* **WHAT TO WORK ON**
When the string "Incoterms" occurs in a line of the listing below, return that line.

* **DATASET CONTENT**
◇ ◇ ◇ ◇ ◇ ◇ ◇
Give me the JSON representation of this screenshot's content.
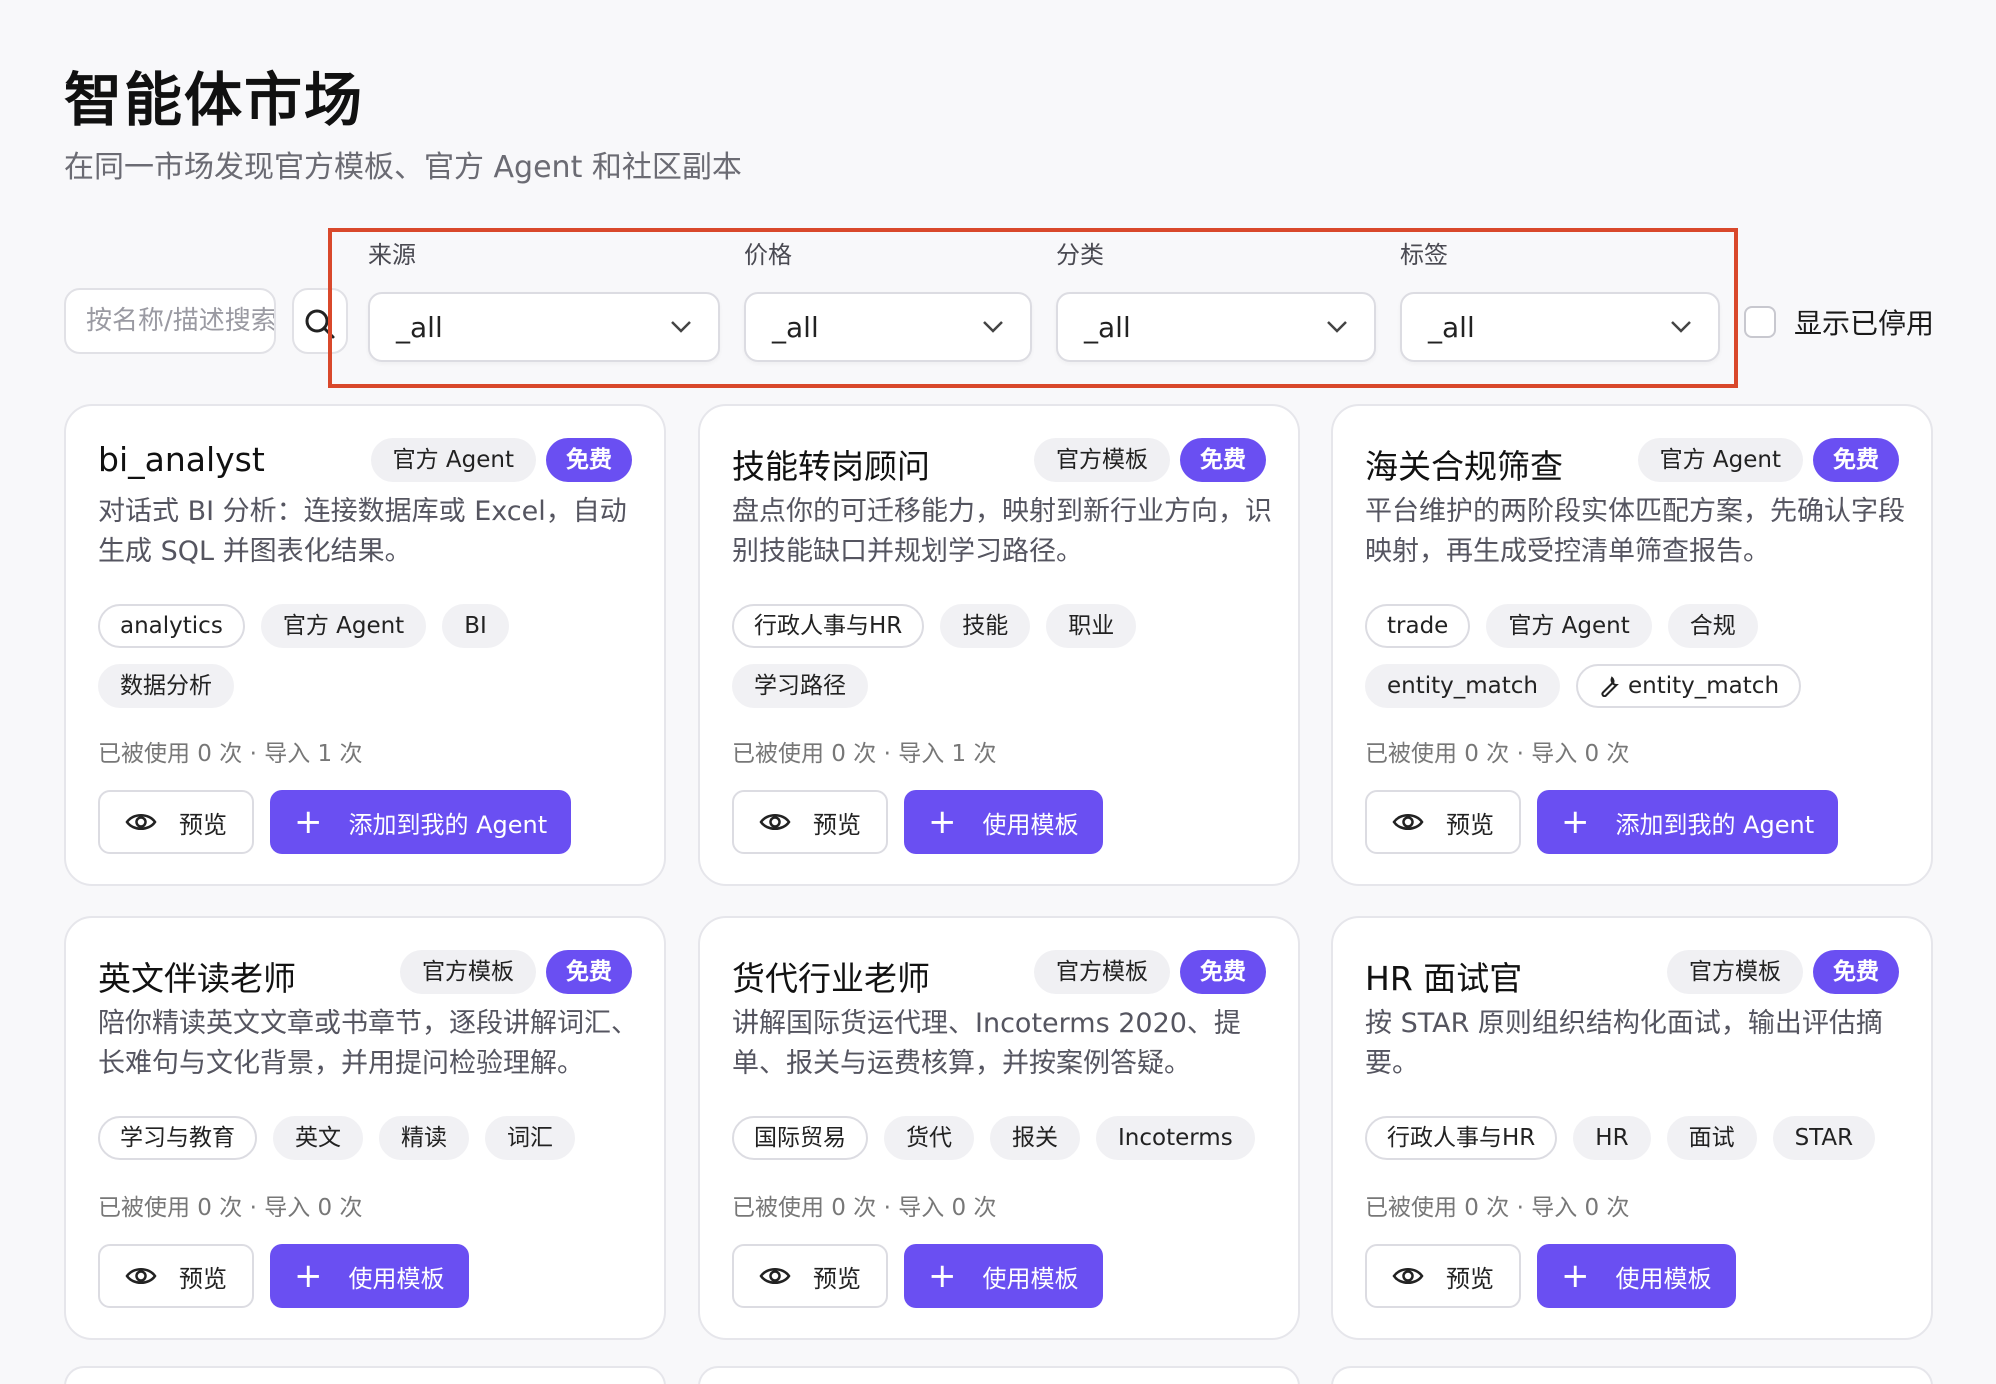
{
  "header": {
    "title": "智能体市场",
    "subtitle": "在同一市场发现官方模板、官方 Agent 和社区副本"
  },
  "search": {
    "placeholder": "按名称/描述搜索"
  },
  "filters": [
    {
      "label": "来源",
      "value": "_all"
    },
    {
      "label": "价格",
      "value": "_all"
    },
    {
      "label": "分类",
      "value": "_all"
    },
    {
      "label": "标签",
      "value": "_all"
    }
  ],
  "show_disabled": {
    "label": "显示已停用",
    "checked": false
  },
  "highlight_color": "#d9482b",
  "accent_color": "#6a4ff2",
  "cards": [
    {
      "name": "bi_analyst",
      "type": "官方 Agent",
      "price": "免费",
      "description": "对话式 BI 分析：连接数据库或 Excel，自动生成 SQL 并图表化结果。",
      "tags": [
        {
          "text": "analytics",
          "style": "outline"
        },
        {
          "text": "官方 Agent",
          "style": "filled"
        },
        {
          "text": "BI",
          "style": "filled"
        },
        {
          "text": "数据分析",
          "style": "filled"
        }
      ],
      "stats": "已被使用 0 次 · 导入 1 次",
      "preview_label": "预览",
      "action_label": "添加到我的 Agent"
    },
    {
      "name": "技能转岗顾问",
      "type": "官方模板",
      "price": "免费",
      "description": "盘点你的可迁移能力，映射到新行业方向，识别技能缺口并规划学习路径。",
      "tags": [
        {
          "text": "行政人事与HR",
          "style": "outline"
        },
        {
          "text": "技能",
          "style": "filled"
        },
        {
          "text": "职业",
          "style": "filled"
        },
        {
          "text": "学习路径",
          "style": "filled"
        }
      ],
      "stats": "已被使用 0 次 · 导入 1 次",
      "preview_label": "预览",
      "action_label": "使用模板"
    },
    {
      "name": "海关合规筛查",
      "type": "官方 Agent",
      "price": "免费",
      "description": "平台维护的两阶段实体匹配方案，先确认字段映射，再生成受控清单筛查报告。",
      "tags": [
        {
          "text": "trade",
          "style": "outline"
        },
        {
          "text": "官方 Agent",
          "style": "filled"
        },
        {
          "text": "合规",
          "style": "filled"
        },
        {
          "text": "entity_match",
          "style": "filled"
        },
        {
          "text": "entity_match",
          "style": "outline",
          "icon": "wrench-icon"
        }
      ],
      "stats": "已被使用 0 次 · 导入 0 次",
      "preview_label": "预览",
      "action_label": "添加到我的 Agent"
    },
    {
      "name": "英文伴读老师",
      "type": "官方模板",
      "price": "免费",
      "description": "陪你精读英文文章或书章节，逐段讲解词汇、长难句与文化背景，并用提问检验理解。",
      "tags": [
        {
          "text": "学习与教育",
          "style": "outline"
        },
        {
          "text": "英文",
          "style": "filled"
        },
        {
          "text": "精读",
          "style": "filled"
        },
        {
          "text": "词汇",
          "style": "filled"
        }
      ],
      "stats": "已被使用 0 次 · 导入 0 次",
      "preview_label": "预览",
      "action_label": "使用模板"
    },
    {
      "name": "货代行业老师",
      "type": "官方模板",
      "price": "免费",
      "description": "讲解国际货运代理、Incoterms 2020、提单、报关与运费核算，并按案例答疑。",
      "tags": [
        {
          "text": "国际贸易",
          "style": "outline"
        },
        {
          "text": "货代",
          "style": "filled"
        },
        {
          "text": "报关",
          "style": "filled"
        },
        {
          "text": "Incoterms",
          "style": "filled"
        }
      ],
      "stats": "已被使用 0 次 · 导入 0 次",
      "preview_label": "预览",
      "action_label": "使用模板"
    },
    {
      "name": "HR 面试官",
      "type": "官方模板",
      "price": "免费",
      "description": "按 STAR 原则组织结构化面试，输出评估摘要。",
      "tags": [
        {
          "text": "行政人事与HR",
          "style": "outline"
        },
        {
          "text": "HR",
          "style": "filled"
        },
        {
          "text": "面试",
          "style": "filled"
        },
        {
          "text": "STAR",
          "style": "filled"
        }
      ],
      "stats": "已被使用 0 次 · 导入 0 次",
      "preview_label": "预览",
      "action_label": "使用模板"
    }
  ]
}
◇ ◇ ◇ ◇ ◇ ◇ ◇
* **WRITTEN ANSWER**
      "description": "讲解国际货运代理、Incoterms 2020、提单、报关与运费核算，并按案例答疑。",
          "text": "Incoterms",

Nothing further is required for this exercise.